▶ _Source material_

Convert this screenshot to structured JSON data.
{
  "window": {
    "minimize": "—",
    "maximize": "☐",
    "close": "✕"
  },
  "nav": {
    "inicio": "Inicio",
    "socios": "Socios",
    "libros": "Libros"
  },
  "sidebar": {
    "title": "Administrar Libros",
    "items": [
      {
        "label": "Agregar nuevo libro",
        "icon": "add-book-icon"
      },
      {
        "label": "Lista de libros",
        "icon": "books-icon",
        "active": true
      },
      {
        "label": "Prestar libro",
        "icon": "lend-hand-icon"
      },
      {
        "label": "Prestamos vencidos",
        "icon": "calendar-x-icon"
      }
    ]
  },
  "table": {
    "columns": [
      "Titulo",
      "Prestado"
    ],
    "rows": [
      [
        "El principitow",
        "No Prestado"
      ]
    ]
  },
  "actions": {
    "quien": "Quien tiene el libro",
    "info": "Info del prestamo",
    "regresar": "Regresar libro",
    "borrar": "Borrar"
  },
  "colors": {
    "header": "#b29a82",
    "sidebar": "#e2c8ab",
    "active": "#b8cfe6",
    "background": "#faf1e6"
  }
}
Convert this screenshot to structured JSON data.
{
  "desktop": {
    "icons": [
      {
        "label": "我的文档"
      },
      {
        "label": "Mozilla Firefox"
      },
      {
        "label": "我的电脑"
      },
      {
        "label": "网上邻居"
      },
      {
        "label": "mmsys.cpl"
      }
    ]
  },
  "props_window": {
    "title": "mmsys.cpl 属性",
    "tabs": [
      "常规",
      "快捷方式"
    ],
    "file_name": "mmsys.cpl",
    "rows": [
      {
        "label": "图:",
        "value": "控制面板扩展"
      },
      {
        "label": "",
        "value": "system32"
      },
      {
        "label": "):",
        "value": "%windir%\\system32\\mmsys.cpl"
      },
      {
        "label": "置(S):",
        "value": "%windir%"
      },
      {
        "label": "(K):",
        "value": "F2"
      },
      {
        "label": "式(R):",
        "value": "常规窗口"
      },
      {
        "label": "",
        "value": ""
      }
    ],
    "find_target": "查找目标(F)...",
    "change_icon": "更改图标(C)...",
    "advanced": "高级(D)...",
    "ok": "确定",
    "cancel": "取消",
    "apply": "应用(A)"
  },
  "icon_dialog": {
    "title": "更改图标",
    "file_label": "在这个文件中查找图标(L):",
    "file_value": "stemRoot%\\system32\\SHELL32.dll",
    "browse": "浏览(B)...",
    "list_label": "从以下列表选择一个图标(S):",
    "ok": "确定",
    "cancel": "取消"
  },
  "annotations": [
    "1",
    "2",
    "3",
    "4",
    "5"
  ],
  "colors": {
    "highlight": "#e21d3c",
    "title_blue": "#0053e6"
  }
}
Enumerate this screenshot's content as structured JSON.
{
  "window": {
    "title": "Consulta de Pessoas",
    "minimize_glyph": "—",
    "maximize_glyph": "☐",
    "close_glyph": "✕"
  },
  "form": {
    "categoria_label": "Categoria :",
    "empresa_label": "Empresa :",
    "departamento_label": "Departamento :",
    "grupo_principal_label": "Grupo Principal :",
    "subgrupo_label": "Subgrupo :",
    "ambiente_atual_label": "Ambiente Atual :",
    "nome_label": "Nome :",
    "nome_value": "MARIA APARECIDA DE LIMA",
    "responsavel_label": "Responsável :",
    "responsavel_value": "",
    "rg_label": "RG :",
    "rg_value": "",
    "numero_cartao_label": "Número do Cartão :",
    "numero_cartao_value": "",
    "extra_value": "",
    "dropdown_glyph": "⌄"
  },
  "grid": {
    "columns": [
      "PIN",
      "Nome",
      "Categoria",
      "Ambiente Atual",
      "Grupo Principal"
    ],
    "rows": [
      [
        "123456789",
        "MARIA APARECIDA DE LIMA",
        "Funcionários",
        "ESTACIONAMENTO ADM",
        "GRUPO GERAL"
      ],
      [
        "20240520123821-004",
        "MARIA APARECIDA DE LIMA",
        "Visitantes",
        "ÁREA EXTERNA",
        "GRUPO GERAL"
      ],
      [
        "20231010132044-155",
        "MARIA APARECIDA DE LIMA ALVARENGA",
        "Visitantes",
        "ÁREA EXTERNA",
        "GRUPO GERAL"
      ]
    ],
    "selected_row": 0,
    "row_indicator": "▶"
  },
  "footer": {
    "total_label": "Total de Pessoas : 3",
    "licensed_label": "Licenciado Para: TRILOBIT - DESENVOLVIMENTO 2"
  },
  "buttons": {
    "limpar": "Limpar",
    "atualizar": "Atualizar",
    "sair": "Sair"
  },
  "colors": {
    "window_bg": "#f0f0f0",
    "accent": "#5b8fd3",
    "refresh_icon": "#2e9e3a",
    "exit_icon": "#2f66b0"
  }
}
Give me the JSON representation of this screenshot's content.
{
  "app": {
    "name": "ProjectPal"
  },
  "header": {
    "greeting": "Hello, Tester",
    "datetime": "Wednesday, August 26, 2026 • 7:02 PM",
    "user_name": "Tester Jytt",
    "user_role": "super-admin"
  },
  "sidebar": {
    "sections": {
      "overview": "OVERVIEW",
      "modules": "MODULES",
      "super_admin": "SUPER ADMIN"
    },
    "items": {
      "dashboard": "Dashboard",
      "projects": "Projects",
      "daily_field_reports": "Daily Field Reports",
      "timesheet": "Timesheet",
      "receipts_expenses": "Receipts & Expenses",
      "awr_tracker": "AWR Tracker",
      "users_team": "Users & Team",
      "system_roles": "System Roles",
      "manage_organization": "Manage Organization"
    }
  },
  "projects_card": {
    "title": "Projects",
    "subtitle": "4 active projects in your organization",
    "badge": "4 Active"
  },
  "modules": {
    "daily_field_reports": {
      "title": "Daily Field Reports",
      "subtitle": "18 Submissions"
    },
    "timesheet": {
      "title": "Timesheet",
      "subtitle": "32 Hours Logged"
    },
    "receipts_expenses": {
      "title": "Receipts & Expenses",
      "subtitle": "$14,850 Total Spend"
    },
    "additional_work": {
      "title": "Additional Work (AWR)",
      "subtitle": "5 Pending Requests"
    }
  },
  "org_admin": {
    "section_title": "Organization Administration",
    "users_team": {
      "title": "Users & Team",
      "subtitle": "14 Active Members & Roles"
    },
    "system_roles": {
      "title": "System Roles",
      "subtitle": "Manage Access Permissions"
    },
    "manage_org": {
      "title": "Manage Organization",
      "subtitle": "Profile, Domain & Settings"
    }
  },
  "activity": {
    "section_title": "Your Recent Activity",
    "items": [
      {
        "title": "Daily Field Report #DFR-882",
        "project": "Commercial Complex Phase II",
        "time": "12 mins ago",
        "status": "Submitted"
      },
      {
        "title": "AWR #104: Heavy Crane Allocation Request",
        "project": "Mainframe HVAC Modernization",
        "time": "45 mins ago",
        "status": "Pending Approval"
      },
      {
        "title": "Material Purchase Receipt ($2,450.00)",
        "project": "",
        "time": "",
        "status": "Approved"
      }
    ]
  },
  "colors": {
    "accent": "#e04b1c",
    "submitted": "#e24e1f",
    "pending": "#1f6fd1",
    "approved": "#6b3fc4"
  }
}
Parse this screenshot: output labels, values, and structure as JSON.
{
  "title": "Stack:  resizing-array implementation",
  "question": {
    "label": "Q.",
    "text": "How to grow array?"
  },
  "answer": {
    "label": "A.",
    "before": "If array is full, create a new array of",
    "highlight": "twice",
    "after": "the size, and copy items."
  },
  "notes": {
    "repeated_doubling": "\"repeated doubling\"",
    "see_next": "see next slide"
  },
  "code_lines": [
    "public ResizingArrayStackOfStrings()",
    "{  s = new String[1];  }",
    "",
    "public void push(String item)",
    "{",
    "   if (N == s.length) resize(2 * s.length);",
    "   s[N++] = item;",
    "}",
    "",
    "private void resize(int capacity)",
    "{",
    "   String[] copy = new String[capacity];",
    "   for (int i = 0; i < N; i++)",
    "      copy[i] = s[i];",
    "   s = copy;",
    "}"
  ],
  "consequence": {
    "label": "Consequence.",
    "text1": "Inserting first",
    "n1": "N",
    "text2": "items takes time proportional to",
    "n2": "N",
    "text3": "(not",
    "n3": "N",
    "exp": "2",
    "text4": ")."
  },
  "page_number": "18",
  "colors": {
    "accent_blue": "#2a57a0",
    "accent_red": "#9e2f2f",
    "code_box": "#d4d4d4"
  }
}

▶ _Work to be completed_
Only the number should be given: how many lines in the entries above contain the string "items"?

▶ _Completed exercise_
5